Iceland may not offer many exclusively gay places to go, but it is known for its openness to the LGBTQ+ population, and the Nordic country has a lot of welcoming options for nightlife, mostly in the seaside capital Reykjavik. Laugavegur—the primary commercial street—has many clubs, bars, restaurants, and shops, and Hverfisgata, a nearby street, offers various bars and eateries to enjoy. The pedestrian-friendly capital is known as one of the world's safest cities so travelers can move about without concern. Those age 20 and above are allowed to enter and drink at local venues, usually without paying an admission fee, unless a special event is taking place.
Iceland has some cold, windy, and variable weather, so adjust your travel plans according to the climate and prepare in advance. Since public transportation is not always available, visitors interested in exploring nightlife will find renting a car or reserving a taxi in advance helpful.
Bars and Clubs
Reykjavik only has a few explicitly gay clubs and bars, but the majority of the capital's venues offer a welcoming environment for people of all backgrounds.
- Kiki Queer Bar: This bar and nightclub located on the second and third floor of Laugavegur 22 (enter on Klapparstígur) is a fun place for dancing and is located at an address the LGBTQ+ crowd in Iceland is strongly connected to. The spot has housed other gay bars and served a subculture hub over the years.
- Bravó: Look for local beers during happy hour and enjoy the DJs at this gay-friendly and cozy bar on the street level of Laugavegur 22.
- Curious: A gay venue that is open to everyone, Curious offers a bar on the bottom level and a dance club upstairs, as well as healthy food and special events.
- Gaukurinn: This LGBTQ+ friendly bar and events venue is home to a vegan snack bar VEGANÆS. Check out live Icelandic and international music, a drag show, karaoke, stand-up comedy, and more.
- Loft Hostel: These gay-friendly accommodations offer great views from a balcony cafe/bar overlooking the city center and the hostel holds LGBTQ+ events such as drag shows.
Events or Activities
An abundance of gay-friendly events and things to do take place in Iceland, featuring options from live entertainment and mingling to nature tours and additional forms of recreation.

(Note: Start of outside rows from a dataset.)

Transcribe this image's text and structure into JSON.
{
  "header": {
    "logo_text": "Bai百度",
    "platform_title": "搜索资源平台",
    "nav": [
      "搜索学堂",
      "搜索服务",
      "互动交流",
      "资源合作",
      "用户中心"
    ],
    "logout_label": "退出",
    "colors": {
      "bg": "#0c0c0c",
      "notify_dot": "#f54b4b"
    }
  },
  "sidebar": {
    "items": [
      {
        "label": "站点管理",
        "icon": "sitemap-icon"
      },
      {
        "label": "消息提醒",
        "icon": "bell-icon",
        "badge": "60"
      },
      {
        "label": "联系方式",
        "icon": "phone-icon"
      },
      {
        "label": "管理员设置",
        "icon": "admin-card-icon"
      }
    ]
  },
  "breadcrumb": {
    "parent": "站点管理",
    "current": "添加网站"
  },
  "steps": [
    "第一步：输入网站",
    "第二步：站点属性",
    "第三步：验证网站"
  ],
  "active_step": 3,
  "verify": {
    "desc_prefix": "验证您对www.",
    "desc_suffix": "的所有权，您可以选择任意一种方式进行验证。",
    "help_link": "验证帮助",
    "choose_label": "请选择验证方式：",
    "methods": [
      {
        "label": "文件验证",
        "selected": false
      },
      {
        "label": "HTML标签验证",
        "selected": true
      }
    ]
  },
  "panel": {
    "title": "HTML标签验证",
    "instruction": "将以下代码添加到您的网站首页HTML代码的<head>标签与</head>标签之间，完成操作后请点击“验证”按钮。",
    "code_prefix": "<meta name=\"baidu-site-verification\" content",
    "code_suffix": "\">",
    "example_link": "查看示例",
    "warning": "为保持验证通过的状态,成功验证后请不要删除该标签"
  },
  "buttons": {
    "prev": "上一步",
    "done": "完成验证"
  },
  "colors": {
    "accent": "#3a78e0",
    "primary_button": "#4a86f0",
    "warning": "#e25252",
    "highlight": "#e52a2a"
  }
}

- Reykjavík Pride Festival: Held in August since 1999, this festival features several days of concerts, parades, educational events, and more. Tens of thousands of attendees show up for one of the capital's most lively gatherings.
- Rainbow Reykjavík: Each February, the country's three-day winter pride event coordinated by LGBTQ+ tour operator Pink Iceland entertains guests from around the world with comedy, music, food, and nature—including everything from waterfalls and blue lagoon tours to seeing the Northern Lights, depending on the weather.
- Pink Iceland also organizes special events like New Year's Eve bonfire parties and tours such as the five-day Nature, Nightlife, and Northern Lights excursion.
- Reykjavik Bear (formerly Bears on Ice): This festive gay social event with international musicians and DJs as well as nature tours takes place every September.
- Reykjavik Queer City Walk: Upon request, Funky Iceland holds fun tours lasting about 1.5 hours around Reykjavík's main landmarks, and the guides detail the city's LGBTQ+ history.
- Open houses: Everyone is welcome to the gay open houses in Reykjavík hosted each Thursday evening by Iceland's gay and lesbian organization Samtökin ’78.
Tips for Going Out in Reykjavik
- For public transportation (Strætó in Icelandic), visitors will find buses are not as popular as in some other countries, but do run all year and include some night buses. Reykjavik offers several 24-hour taxi companies—reserve by calling in advance. If renting a car, take precautions for the summer storms, winter snow, gusty winds, and narrow roads, and always take warm clothing with you.
- Tipping is not common in Iceland as most bills already have a gratuity included. But if you are very impressed with the service, you can tip the wait staff or bartender 10 percent or round up the amount of the bill.
- Don't be surprised if you find long lines at nighttime venues; arrive early, which in Iceland is approximately 1 a.m. On weekends, most bars remain open until around 4:30 or 5:30 a.m.
- Many places don't have dress codes, though locals do tend to spruce up. Casual clothing is usually acceptable, but it's recommended not to wear hiking attire. Confirm dress codes with individual venues before heading out and bring warm layers in the winter.
- Smoking is not allowed inside venues. Look for signs for designated smoking areas.